There's nothing to worry about, though; Toal plans to be back at full strength when the team resumes practice in the summer. By avoiding contact this spring, Toal says, the will-be junior will avoid any setbacks to the healing process, which has taken longer than he expected.
"Originally, when it happened, I thought it was just a regular stinger and I'd be back in two plays later," Toal said after the game, wearing sneakers and sweats. "The [the team trainers] said three months, but it's been longer than that. I didn't think I'd be out this long….The strength's coming back a lot better now, but it's still going to be tender when you're hitting and stuff like that - the strength's probably 90% right now. It's a 99% chance I'll be clear [for the fall]."
If you think this might affect coach Tom O'Brien's decision to use the "First and Toal" offense, think again. "I'm sure it'll still be around," Toal said with a smile. "It better be."
"When he was cleared for the bowl game, he was cleared to play offense, not defense," O'Brien said in his office after the game. Toal's injury to his shoulder, which also tightened nerves in his neck, didn't allow him to have full motion with his head and, therefore, didn't allow him to perform his usual duties as a linebacker. Once he's back to 100%, Toal will be ready to play on both sides of the ball.

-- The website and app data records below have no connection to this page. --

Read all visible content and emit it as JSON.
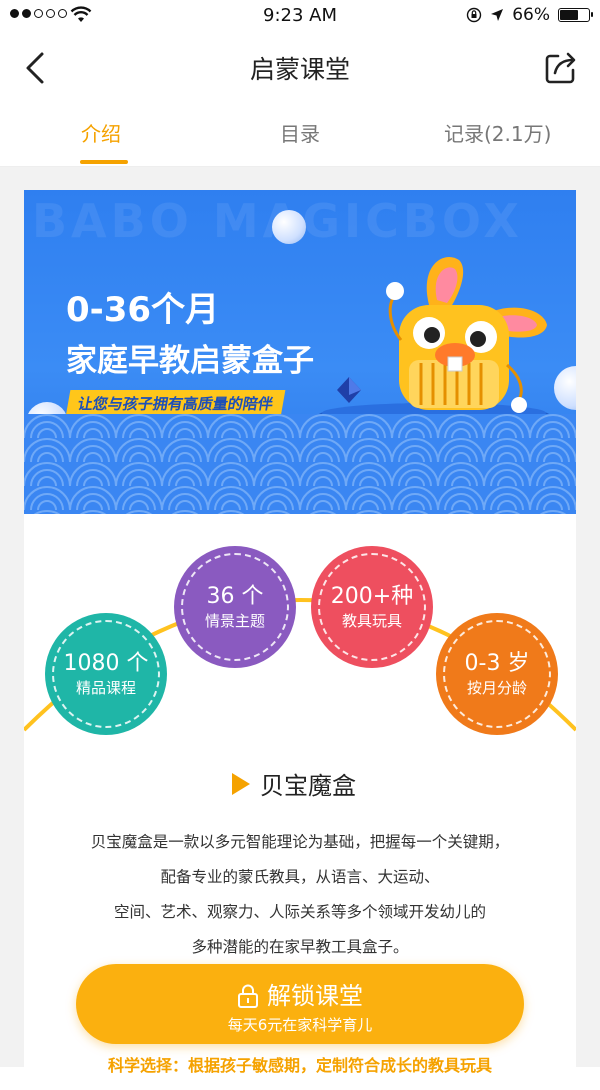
{
  "status_bar": {
    "time": "9:23 AM",
    "battery": "66%",
    "battery_level": 0.66
  },
  "nav": {
    "title": "启蒙课堂"
  },
  "tabs": [
    {
      "label": "介绍",
      "active": true
    },
    {
      "label": "目录",
      "active": false
    },
    {
      "label": "记录(2.1万)",
      "active": false
    }
  ],
  "banner": {
    "watermark": "BABO MAGICBOX",
    "headline_1": "0-36个月",
    "headline_2": "家庭早教启蒙盒子",
    "tagline": "让您与孩子拥有高质量的陪伴"
  },
  "stats": [
    {
      "value": "1080 个",
      "label": "精品课程",
      "color": "#1fb6a7"
    },
    {
      "value": "36 个",
      "label": "情景主题",
      "color": "#8a5ac0"
    },
    {
      "value": "200+种",
      "label": "教具玩具",
      "color": "#ee4f5f"
    },
    {
      "value": "0-3 岁",
      "label": "按月分龄",
      "color": "#f07a1a"
    }
  ],
  "section": {
    "title": "贝宝魔盒",
    "description_lines": [
      "贝宝魔盒是一款以多元智能理论为基础，把握每一个关键期，",
      "配备专业的蒙氏教具，从语言、大运动、",
      "空间、艺术、观察力、人际关系等多个领域开发幼儿的",
      "多种潜能的在家早教工具盒子。"
    ]
  },
  "cta": {
    "label": "解锁课堂",
    "sub": "每天6元在家科学育儿"
  },
  "bottom_text": "科学选择：根据孩子敏感期，定制符合成长的教具玩具",
  "colors": {
    "accent": "#f5a200",
    "banner_blue": "#2f7ff0"
  }
}
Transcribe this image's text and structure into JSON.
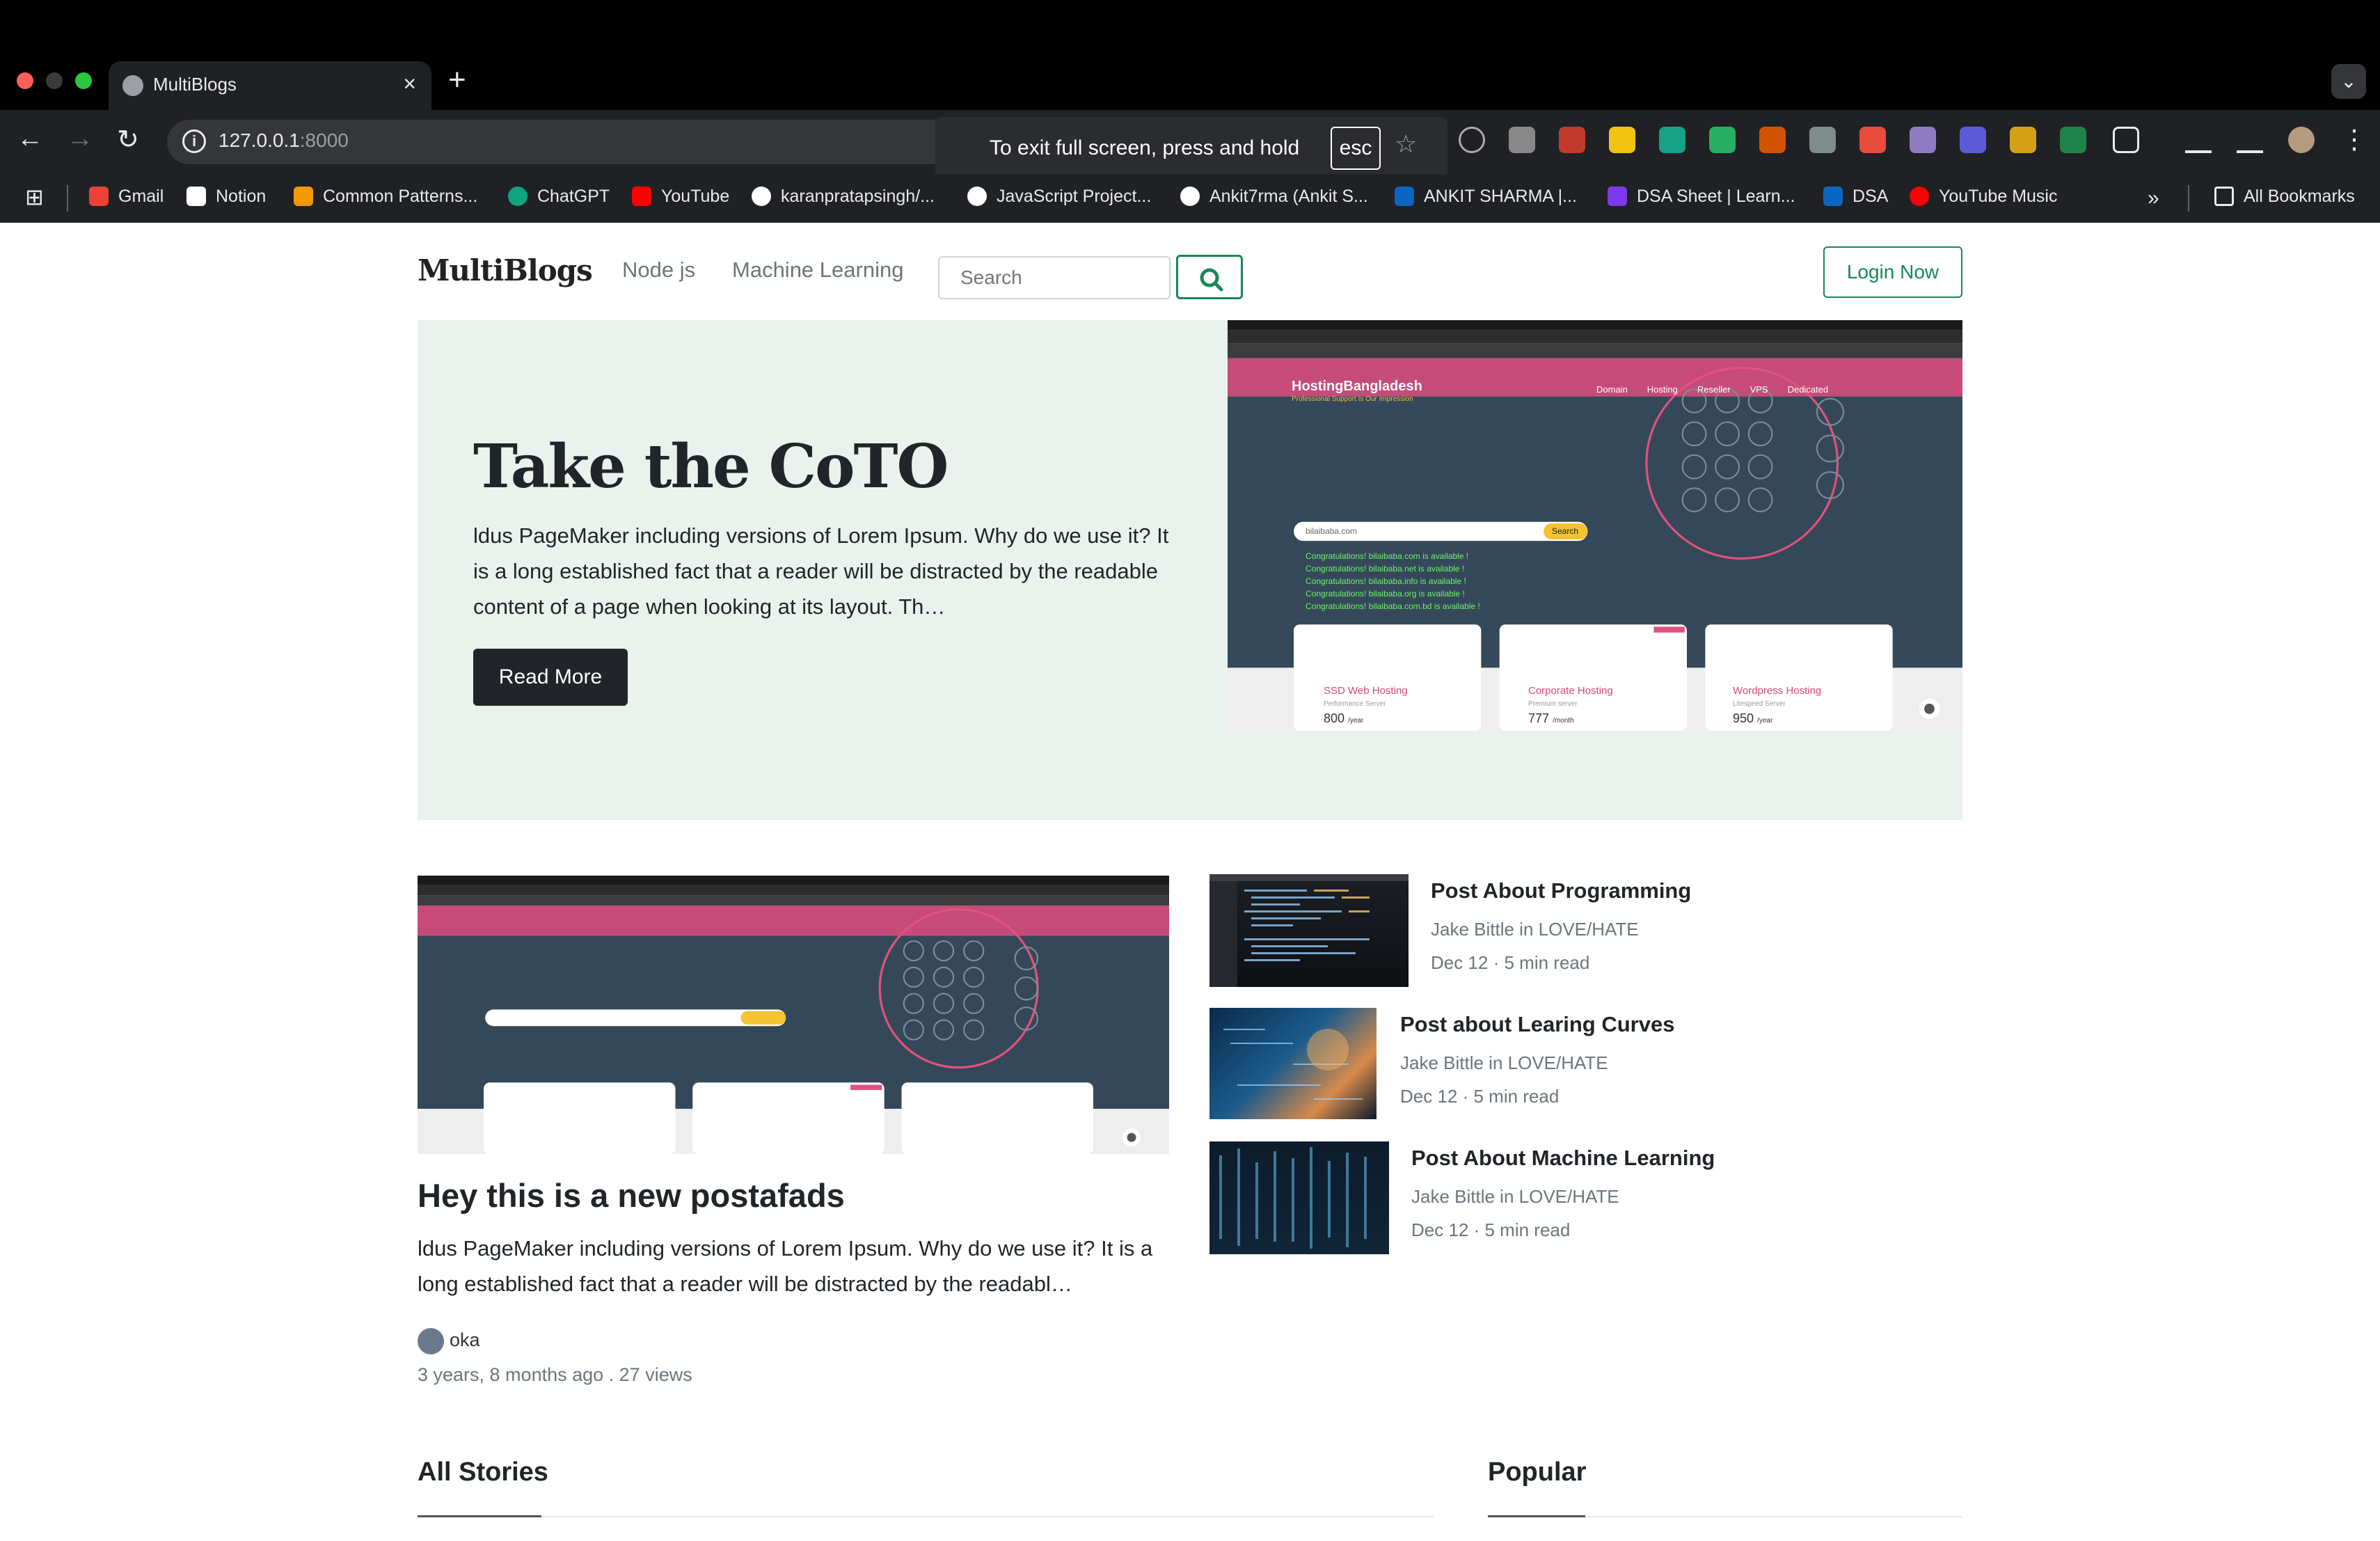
{
  "browser": {
    "tab_title": "MultiBlogs",
    "new_tab_symbol": "+",
    "close_symbol": "×",
    "url_host": "127.0.0.1",
    "url_port": ":8000",
    "fullscreen_notice": "To exit full screen, press and hold",
    "fullscreen_key": "esc",
    "bookmarks": [
      {
        "label": "Gmail",
        "color": "#ea4335"
      },
      {
        "label": "Notion",
        "color": "#ffffff"
      },
      {
        "label": "Common Patterns...",
        "color": "#f29900"
      },
      {
        "label": "ChatGPT",
        "color": "#10a37f"
      },
      {
        "label": "YouTube",
        "color": "#ff0000"
      },
      {
        "label": "karanpratapsingh/...",
        "color": "#ffffff"
      },
      {
        "label": "JavaScript Project...",
        "color": "#ffffff"
      },
      {
        "label": "Ankit7rma (Ankit S...",
        "color": "#ffffff"
      },
      {
        "label": "ANKIT SHARMA |...",
        "color": "#0a66c2"
      },
      {
        "label": "DSA Sheet | Learn...",
        "color": "#7c3aed"
      },
      {
        "label": "DSA",
        "color": "#0a66c2"
      },
      {
        "label": "YouTube Music",
        "color": "#ff0000"
      }
    ],
    "all_bookmarks": "All Bookmarks"
  },
  "site": {
    "brand": "MultiBlogs",
    "nav": [
      "Node js",
      "Machine Learning"
    ],
    "search_placeholder": "Search",
    "login": "Login Now",
    "accent": "#198754"
  },
  "hero": {
    "title": "Take the CoTO",
    "excerpt": "ldus PageMaker including versions of Lorem Ipsum. Why do we use it? It is a long established fact that a reader will be distracted by the readable content of a page when looking at its layout. Th…",
    "button": "Read More",
    "bg": "#e9f2ec"
  },
  "featured_post": {
    "title": "Hey this is a new postafads",
    "excerpt": "ldus PageMaker including versions of Lorem Ipsum. Why do we use it? It is a long established fact that a reader will be distracted by the readabl…",
    "author": "oka",
    "meta": "3 years, 8 months ago . 27 views"
  },
  "side_posts": [
    {
      "title": "Post About Programming",
      "author": "Jake Bittle in LOVE/HATE",
      "date": "Dec 12 · 5 min read"
    },
    {
      "title": "Post about Learing Curves",
      "author": "Jake Bittle in LOVE/HATE",
      "date": "Dec 12 · 5 min read"
    },
    {
      "title": "Post About Machine Learning",
      "author": "Jake Bittle in LOVE/HATE",
      "date": "Dec 12 · 5 min read"
    }
  ],
  "sections": {
    "all_stories": "All Stories",
    "popular": "Popular"
  },
  "screenshot_preview": {
    "brand": "HostingBangladesh",
    "tagline": "Professional Support Is Our Impression",
    "menu": [
      "Domain",
      "Hosting",
      "Reseller",
      "VPS",
      "Dedicated"
    ],
    "search_value": "bilaibaba.com",
    "search_btn": "Search",
    "results": [
      "Congratulations! bilaibaba.com is available !",
      "Congratulations! bilaibaba.net is available !",
      "Congratulations! bilaibaba.info is available !",
      "Congratulations! bilaibaba.org is available !",
      "Congratulations! bilaibaba.com.bd is available !"
    ],
    "cards": [
      {
        "name": "SSD Web Hosting",
        "sub": "Performance Server",
        "price": "800",
        "unit": "/year"
      },
      {
        "name": "Corporate Hosting",
        "sub": "Premium server",
        "price": "777",
        "unit": "/month"
      },
      {
        "name": "Wordpress Hosting",
        "sub": "Litespeed Server",
        "price": "950",
        "unit": "/year"
      }
    ]
  }
}
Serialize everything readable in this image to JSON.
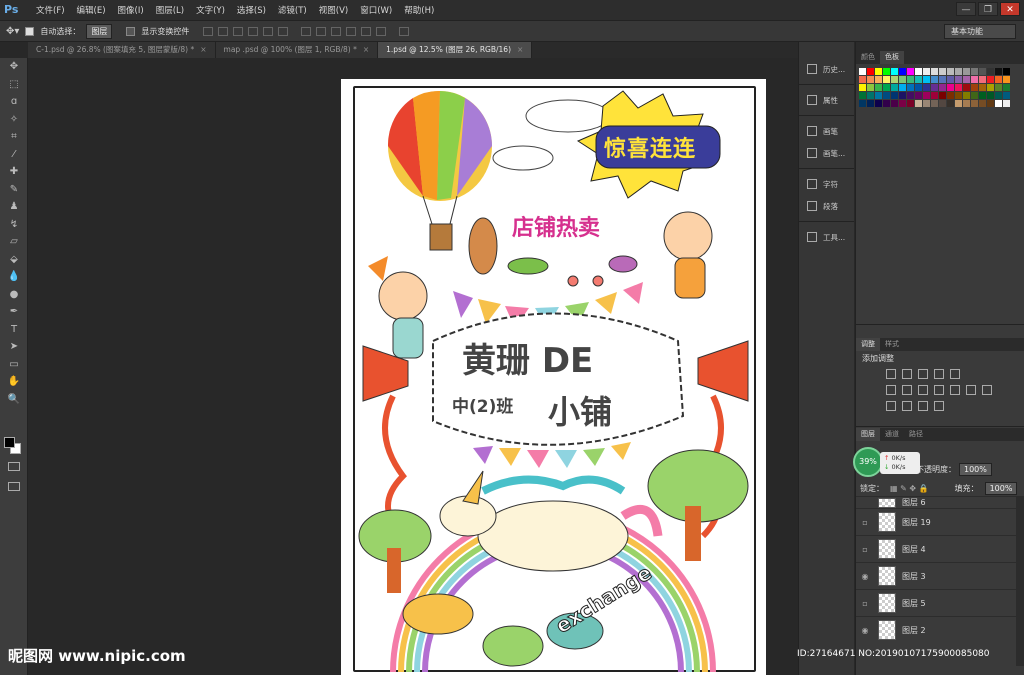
{
  "app": {
    "logo": "Ps"
  },
  "menu": [
    "文件(F)",
    "编辑(E)",
    "图像(I)",
    "图层(L)",
    "文字(Y)",
    "选择(S)",
    "滤镜(T)",
    "视图(V)",
    "窗口(W)",
    "帮助(H)"
  ],
  "window_buttons": [
    "—",
    "❐",
    "✕"
  ],
  "options": {
    "auto_select_label": "自动选择：",
    "auto_select_value": "图层",
    "show_transform_label": "显示变换控件"
  },
  "workspace": "基本功能",
  "tabs": [
    {
      "label": "C-1.psd @ 26.8% (图案填充 5, 图层蒙版/8) *",
      "active": false
    },
    {
      "label": "map .psd @ 100% (图层 1, RGB/8) *",
      "active": false
    },
    {
      "label": "1.psd @ 12.5% (图层 26, RGB/16)",
      "active": true
    }
  ],
  "side_panels": [
    {
      "label": "历史..."
    },
    {
      "label": "属性"
    },
    {
      "label": "画笔"
    },
    {
      "label": "画笔..."
    },
    {
      "label": "字符"
    },
    {
      "label": "段落"
    },
    {
      "label": "工具..."
    }
  ],
  "swatches": {
    "tabs": [
      "颜色",
      "色板"
    ],
    "colors": [
      "#ffffff",
      "#ff0000",
      "#ffff00",
      "#00ff00",
      "#00ffff",
      "#0000ff",
      "#ff00ff",
      "#ffffff",
      "#eeeeee",
      "#dddddd",
      "#cccccc",
      "#bbbbbb",
      "#aaaaaa",
      "#999999",
      "#777777",
      "#555555",
      "#333333",
      "#111111",
      "#000000",
      "#f26c4f",
      "#f68e55",
      "#fbaf5c",
      "#fff467",
      "#acd372",
      "#7cc576",
      "#3bb878",
      "#1abbb4",
      "#00bff3",
      "#438ccb",
      "#5574b9",
      "#605ca8",
      "#855fa8",
      "#a763a8",
      "#f06eaa",
      "#f26d7d",
      "#ed1c24",
      "#f26522",
      "#f7941d",
      "#fff200",
      "#8dc63f",
      "#39b54a",
      "#00a651",
      "#00a99d",
      "#00aeef",
      "#0072bc",
      "#0054a6",
      "#2e3192",
      "#662d91",
      "#92278f",
      "#ec008c",
      "#ed145b",
      "#9e0b0f",
      "#a0410d",
      "#a3620a",
      "#aba000",
      "#598527",
      "#1a7b30",
      "#007236",
      "#00746b",
      "#0076a3",
      "#004b80",
      "#003471",
      "#1b1464",
      "#440e62",
      "#630460",
      "#9e005d",
      "#9e0039",
      "#790000",
      "#7b2e00",
      "#7d4900",
      "#827b00",
      "#406618",
      "#005e20",
      "#005826",
      "#005952",
      "#005b7f",
      "#003663",
      "#002157",
      "#0d004c",
      "#32004b",
      "#4b0049",
      "#7b0046",
      "#7a0026",
      "#c7b299",
      "#998675",
      "#736357",
      "#534741",
      "#37302a",
      "#c69c6d",
      "#a67c52",
      "#8c6239",
      "#754c24",
      "#603913",
      "#ffffff",
      "#eeeeee"
    ]
  },
  "adjustments": {
    "tabs": [
      "调整",
      "样式"
    ],
    "title": "添加调整"
  },
  "layers": {
    "tabs": [
      "图层",
      "通道",
      "路径"
    ],
    "opacity_label": "不透明度：",
    "opacity": "100%",
    "lock_label": "锁定：",
    "fill_label": "填充：",
    "fill": "100%",
    "items": [
      {
        "name": "图层 6",
        "visible": false
      },
      {
        "name": "图层 19",
        "visible": false
      },
      {
        "name": "图层 4",
        "visible": false
      },
      {
        "name": "图层 3",
        "visible": true
      },
      {
        "name": "图层 5",
        "visible": false
      },
      {
        "name": "图层 2",
        "visible": true
      }
    ]
  },
  "network": {
    "percent": "39%",
    "up": "0K/s",
    "down": "0K/s"
  },
  "artwork": {
    "banner": "惊喜连连",
    "shop_hot": "店铺热卖",
    "title_main": "黄珊 DE",
    "class_name": "中(2)班",
    "shop": "小铺",
    "exchange": "exchange"
  },
  "watermark": {
    "left": "昵图网 www.nipic.com",
    "right": "ID:27164671 NO:20190107175900085080"
  }
}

Next to Toal, the starting spots vacated by Henderson and Brown will most likely be occupied by Jolonn Dunbar and Tyronne Pruitt in ‘06. Both juniors next year, Dunbar and Pruitt looked like they had something to prove last Saturday. Anchoring an impressive White Team defense behind BC's ponderous defensive line, the two returning lettermen were flying around on the field making tackles. They crashed the backfield consistently to lay hits on L.V. Whitworth (in the first half) and Andre Callender (in the second). They chased down deceptively quick Matt Ryan, Maroon's quarterback, when the big front four hurried him out of the pocket. They baited Ryan to dump off passes to his tight-ends and fullbacks, just so they could line up and pummel the unsuspecting receivers. It was an impressive display of speed, tackling ability, pursuit, and experience from two linebackers who each saw significant time as backups in their first two seasons.
Another promising sign at the Spring Game was the play of Robert Francois and Mike McLaughlin. Francois, a sophomore next year, was impossible to ignore on Saturday as he was in on just as many plays as Dunbar and Pruitt. His best highlight came on a third-down play in the first half when he left his feet to crush Ryan Thompson as the tight-end tried to haul in a pass. Francois jarred the ball loose and forced the Maroon to concede the possession (Johnny Ayers was busy playing baseball next door, so punts were walked off by about 40 yards downfield). McLaughlin played for the Maroon Team and, although he wasn't as recognizable as the other three, made some noise on the following possession when he blitzed through the middle and stopped A.J. Brooks dead in his tracks for a loss. Redshirted his freshman year, McLaughlin will probably be used quite frequently in '06 as O'Brien looks to add depth to the depleted linebacker position.
Although he played in Maroon's defensive backfield on Saturday due to a number of injuries, Kevin Akins has also seen time this spring as a linebacker. The coaching staff tested Akins' pass rush ability during the spring game by blitzing him from the safety spot as often as they might a linebacker and he proved he could handle his assignment by making a number of backfield tackles. Freshman Garrett Seeger is another candidate to convert from safety to linebacker and serve as a backup next fall.
As for the incoming class of freshman, the Eagles have a few talented ‘backers waiting to explode on the scene. But we won't get our first look at them in Maroon and Gold until they arrive this summer.